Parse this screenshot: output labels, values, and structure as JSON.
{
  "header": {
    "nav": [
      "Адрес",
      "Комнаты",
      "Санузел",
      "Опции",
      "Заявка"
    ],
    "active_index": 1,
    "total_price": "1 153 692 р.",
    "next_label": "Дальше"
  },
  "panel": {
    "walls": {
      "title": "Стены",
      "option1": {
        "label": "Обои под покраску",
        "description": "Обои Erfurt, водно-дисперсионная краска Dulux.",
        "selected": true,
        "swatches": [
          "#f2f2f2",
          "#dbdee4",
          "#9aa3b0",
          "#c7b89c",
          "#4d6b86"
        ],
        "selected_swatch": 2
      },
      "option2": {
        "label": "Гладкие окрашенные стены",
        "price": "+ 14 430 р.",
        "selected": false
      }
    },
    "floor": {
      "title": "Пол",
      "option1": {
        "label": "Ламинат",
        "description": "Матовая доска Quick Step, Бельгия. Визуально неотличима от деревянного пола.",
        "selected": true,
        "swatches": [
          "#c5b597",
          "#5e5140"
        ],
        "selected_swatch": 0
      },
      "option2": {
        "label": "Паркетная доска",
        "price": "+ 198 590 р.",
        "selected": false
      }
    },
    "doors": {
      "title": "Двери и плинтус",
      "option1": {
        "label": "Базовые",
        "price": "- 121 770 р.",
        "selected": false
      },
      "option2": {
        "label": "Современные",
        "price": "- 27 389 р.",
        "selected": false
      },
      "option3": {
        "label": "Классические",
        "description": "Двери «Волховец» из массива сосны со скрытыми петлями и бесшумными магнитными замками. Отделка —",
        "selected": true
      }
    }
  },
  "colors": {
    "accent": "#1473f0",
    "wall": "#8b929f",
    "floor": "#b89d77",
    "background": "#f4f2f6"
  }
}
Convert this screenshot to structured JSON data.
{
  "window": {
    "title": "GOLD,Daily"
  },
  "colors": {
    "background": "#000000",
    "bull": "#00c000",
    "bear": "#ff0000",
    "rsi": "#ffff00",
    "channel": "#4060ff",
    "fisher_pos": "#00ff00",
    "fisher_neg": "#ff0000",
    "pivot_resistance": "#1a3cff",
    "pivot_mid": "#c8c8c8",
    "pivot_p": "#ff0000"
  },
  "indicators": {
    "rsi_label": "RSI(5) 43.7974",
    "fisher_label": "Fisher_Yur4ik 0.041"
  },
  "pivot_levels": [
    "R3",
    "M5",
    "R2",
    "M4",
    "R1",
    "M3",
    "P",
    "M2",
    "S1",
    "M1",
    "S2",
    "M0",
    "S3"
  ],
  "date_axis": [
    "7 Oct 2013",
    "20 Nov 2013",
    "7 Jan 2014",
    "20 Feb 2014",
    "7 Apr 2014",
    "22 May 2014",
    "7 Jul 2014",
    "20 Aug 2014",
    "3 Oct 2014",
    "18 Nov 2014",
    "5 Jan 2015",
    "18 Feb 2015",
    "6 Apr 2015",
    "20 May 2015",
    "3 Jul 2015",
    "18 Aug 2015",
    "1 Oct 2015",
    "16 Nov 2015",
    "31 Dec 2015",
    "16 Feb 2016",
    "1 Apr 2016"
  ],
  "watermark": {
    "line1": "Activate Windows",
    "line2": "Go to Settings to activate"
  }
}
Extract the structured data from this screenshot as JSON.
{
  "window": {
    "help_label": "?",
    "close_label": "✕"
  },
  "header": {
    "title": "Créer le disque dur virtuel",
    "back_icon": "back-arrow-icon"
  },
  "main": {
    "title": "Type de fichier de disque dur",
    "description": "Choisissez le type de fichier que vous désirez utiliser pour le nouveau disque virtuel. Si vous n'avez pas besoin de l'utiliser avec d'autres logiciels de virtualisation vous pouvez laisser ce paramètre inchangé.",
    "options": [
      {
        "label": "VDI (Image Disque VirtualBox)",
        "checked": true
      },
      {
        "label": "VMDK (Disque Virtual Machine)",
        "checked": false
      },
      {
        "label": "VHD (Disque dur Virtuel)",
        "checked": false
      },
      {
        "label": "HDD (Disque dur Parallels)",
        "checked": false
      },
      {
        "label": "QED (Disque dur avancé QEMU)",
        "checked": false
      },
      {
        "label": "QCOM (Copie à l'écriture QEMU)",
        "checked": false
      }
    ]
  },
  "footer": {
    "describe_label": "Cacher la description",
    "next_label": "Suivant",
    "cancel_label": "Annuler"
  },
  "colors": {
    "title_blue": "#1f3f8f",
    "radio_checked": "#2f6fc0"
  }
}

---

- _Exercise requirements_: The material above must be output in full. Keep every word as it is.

- _Answer_:
Parse this screenshot: output labels, values, and structure as JSON.
{
  "header": {
    "nav": [
      "Адрес",
      "Комнаты",
      "Санузел",
      "Опции",
      "Заявка"
    ],
    "active_index": 1,
    "total_price": "1 153 692 р.",
    "next_label": "Дальше"
  },
  "panel": {
    "walls": {
      "title": "Стены",
      "option1": {
        "label": "Обои под покраску",
        "description": "Обои Erfurt, водно-дисперсионная краска Dulux.",
        "selected": true,
        "swatches": [
          "#f2f2f2",
          "#dbdee4",
          "#9aa3b0",
          "#c7b89c",
          "#4d6b86"
        ],
        "selected_swatch": 2
      },
      "option2": {
        "label": "Гладкие окрашенные стены",
        "price": "+ 14 430 р.",
        "selected": false
      }
    },
    "floor": {
      "title": "Пол",
      "option1": {
        "label": "Ламинат",
        "description": "Матовая доска Quick Step, Бельгия. Визуально неотличима от деревянного пола.",
        "selected": true,
        "swatches": [
          "#c5b597",
          "#5e5140"
        ],
        "selected_swatch": 0
      },
      "option2": {
        "label": "Паркетная доска",
        "price": "+ 198 590 р.",
        "selected": false
      }
    },
    "doors": {
      "title": "Двери и плинтус",
      "option1": {
        "label": "Базовые",
        "price": "- 121 770 р.",
        "selected": false
      },
      "option2": {
        "label": "Современные",
        "price": "- 27 389 р.",
        "selected": false
      },
      "option3": {
        "label": "Классические",
        "description": "Двери «Волховец» из массива сосны со скрытыми петлями и бесшумными магнитными замками. Отделка —",
        "selected": true
      }
    }
  },
  "colors": {
    "accent": "#1473f0",
    "wall": "#8b929f",
    "floor": "#b89d77",
    "background": "#f4f2f6"
  }
}
Convert this screenshot to structured JSON data.
{
  "window": {
    "title": "GOLD,Daily"
  },
  "colors": {
    "background": "#000000",
    "bull": "#00c000",
    "bear": "#ff0000",
    "rsi": "#ffff00",
    "channel": "#4060ff",
    "fisher_pos": "#00ff00",
    "fisher_neg": "#ff0000",
    "pivot_resistance": "#1a3cff",
    "pivot_mid": "#c8c8c8",
    "pivot_p": "#ff0000"
  },
  "indicators": {
    "rsi_label": "RSI(5) 43.7974",
    "fisher_label": "Fisher_Yur4ik 0.041"
  },
  "pivot_levels": [
    "R3",
    "M5",
    "R2",
    "M4",
    "R1",
    "M3",
    "P",
    "M2",
    "S1",
    "M1",
    "S2",
    "M0",
    "S3"
  ],
  "date_axis": [
    "7 Oct 2013",
    "20 Nov 2013",
    "7 Jan 2014",
    "20 Feb 2014",
    "7 Apr 2014",
    "22 May 2014",
    "7 Jul 2014",
    "20 Aug 2014",
    "3 Oct 2014",
    "18 Nov 2014",
    "5 Jan 2015",
    "18 Feb 2015",
    "6 Apr 2015",
    "20 May 2015",
    "3 Jul 2015",
    "18 Aug 2015",
    "1 Oct 2015",
    "16 Nov 2015",
    "31 Dec 2015",
    "16 Feb 2016",
    "1 Apr 2016"
  ],
  "watermark": {
    "line1": "Activate Windows",
    "line2": "Go to Settings to activate"
  }
}
Extract the structured data from this screenshot as JSON.
{
  "window": {
    "help_label": "?",
    "close_label": "✕"
  },
  "header": {
    "title": "Créer le disque dur virtuel",
    "back_icon": "back-arrow-icon"
  },
  "main": {
    "title": "Type de fichier de disque dur",
    "description": "Choisissez le type de fichier que vous désirez utiliser pour le nouveau disque virtuel. Si vous n'avez pas besoin de l'utiliser avec d'autres logiciels de virtualisation vous pouvez laisser ce paramètre inchangé.",
    "options": [
      {
        "label": "VDI (Image Disque VirtualBox)",
        "checked": true
      },
      {
        "label": "VMDK (Disque Virtual Machine)",
        "checked": false
      },
      {
        "label": "VHD (Disque dur Virtuel)",
        "checked": false
      },
      {
        "label": "HDD (Disque dur Parallels)",
        "checked": false
      },
      {
        "label": "QED (Disque dur avancé QEMU)",
        "checked": false
      },
      {
        "label": "QCOM (Copie à l'écriture QEMU)",
        "checked": false
      }
    ]
  },
  "footer": {
    "describe_label": "Cacher la description",
    "next_label": "Suivant",
    "cancel_label": "Annuler"
  },
  "colors": {
    "title_blue": "#1f3f8f",
    "radio_checked": "#2f6fc0"
  }
}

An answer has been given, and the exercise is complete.